When it comes to reimbursing state employees for education costs, the Texas Transportation Department is far more generous than other agencies.
After reporting this month that the Texas Health and Human Services Commission paid a top aide’s $97,020 MBA tuition, The Texas Tribune took a closer look at how much state agencies reimburse employees for education costs.
Of the $23.8 million that agencies spent from 2002 to part of January 2015 on tuition, conferences and other educational programs for employees, close to half went to Transportation Department staffers, according to data from the Texas comptroller’s office.
Spokeswoman Veronica Beyer could not explain why the agency spends so much more on staffer education. She said it helps attract and retain the most talented staff.
“Investing in this professional and educational development of our best and brightest employees is valuable to the state as it assists our agency in meeting our goals and the transportation needs of Texas,” she said.
The agency did not provide the Tribune with details on the types of education its employees were receiving at taxpayer expense. However, an analysis of the $10.6 million total shows that the highway agency spends a lot of money at private schools.
About $2.7 million of the tuition reimbursements paid for employee education at the private St. Edward’s University in Austin. Beyer could not explain what St. Edward’s offered that couldn’t be obtained at a cheaper alternative like a public college or university.
Mischelle Diaz, a St. Edward’s spokeswoman, said most of the tuition money that the Transportation Department has spent at St. Edward’s — about 75 percent — was for undergraduates in its New College Program, a flexible degree program for working students interested in completing their bachelor’s degrees.
Diaz said one of the majors offered through the program is public safety management, which could attract agency employees.
“It’s a really popular program that we’re very proud of at St. Edward’s,” Diaz said.
The other 25 percent is going toward graduate degrees, Diaz said.
Other private schools used by employees included Park University and Concordia University in Austin, Wayland Baptist University in Plainview, LeTourneau University in Longview and University of the Incarnate Word in San Antonio.
The Department of Aging and Disability Services, with some 17,500 employees, has spent about $3.4 million on tuition reimbursements since 2002, the second-highest total. Most of that went toward required staff development and training, department spokeswoman Cecilia Cavuto said.
“That’s really not a true reimbursement — it’s more of a training contract,” Cavuto said.
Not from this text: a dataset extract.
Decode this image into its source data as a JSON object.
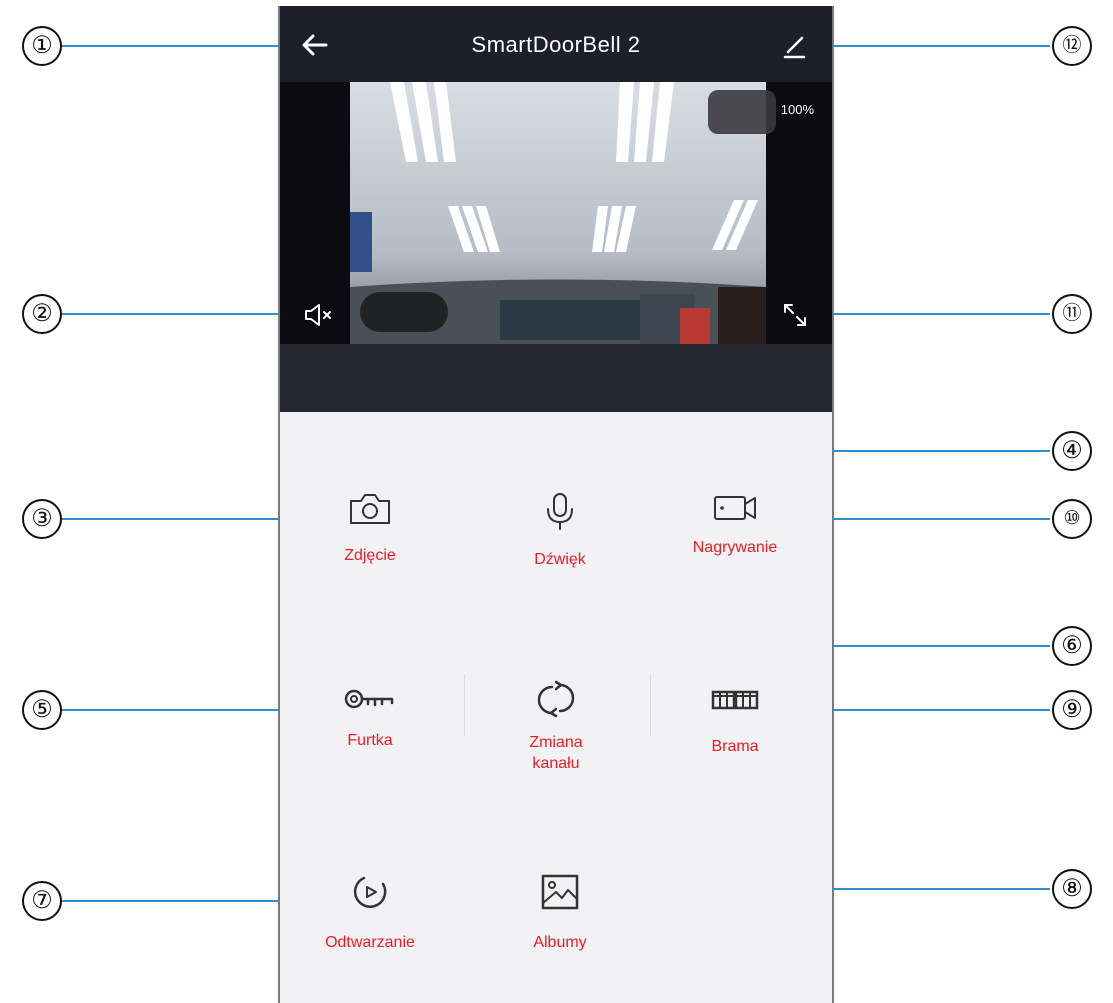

The Texas Health and Human Services Commission has spent about $519,000 on education costs. It has some 12,500 workers, about the same as the highway agency.
The HHSC employee who received the prepaid Master of Business Administration, Casey Haney, a deputy chief of staff, resigned last week because he felt news about the tuition was becoming a “distraction” for the agency. He has agreed to repay the state for the tuition cost.
This month, Health and Human Services Executive Commissioner Kyle Janek announced that the agency will change the way employees receive taxpayer-funded education and training.
Not all agencies offer tuition reimbursement. The Texas Department of Criminal Justice does not offer tuition reimbursement to its 37,000 employees, spokesman Jason Clark said.
Department employees who want to complete a master’s degree in criminal justice can compete for two scholarships offered each year by Sam Houston State University. Recipients this year were Capt. William Wheat, who works at the Beto Training Academy in Palestine, and Capt. Angela Chevalier, who works at the Ramsey Training Academy in Rosharon.
To qualify for the scholarships, employees must have an undergraduate degree, provide two letters of recommendation, have at least five years’ experience with the department and have good performance evaluations, Clark said. Those accepted must maintain a 3.3 grade-point average and complete the program in two years.
“It is a great opportunity for staff members who are invested in criminal justice careers to expand their education. The program helps them to meet their personal and professional goals with the agency,” Clark said.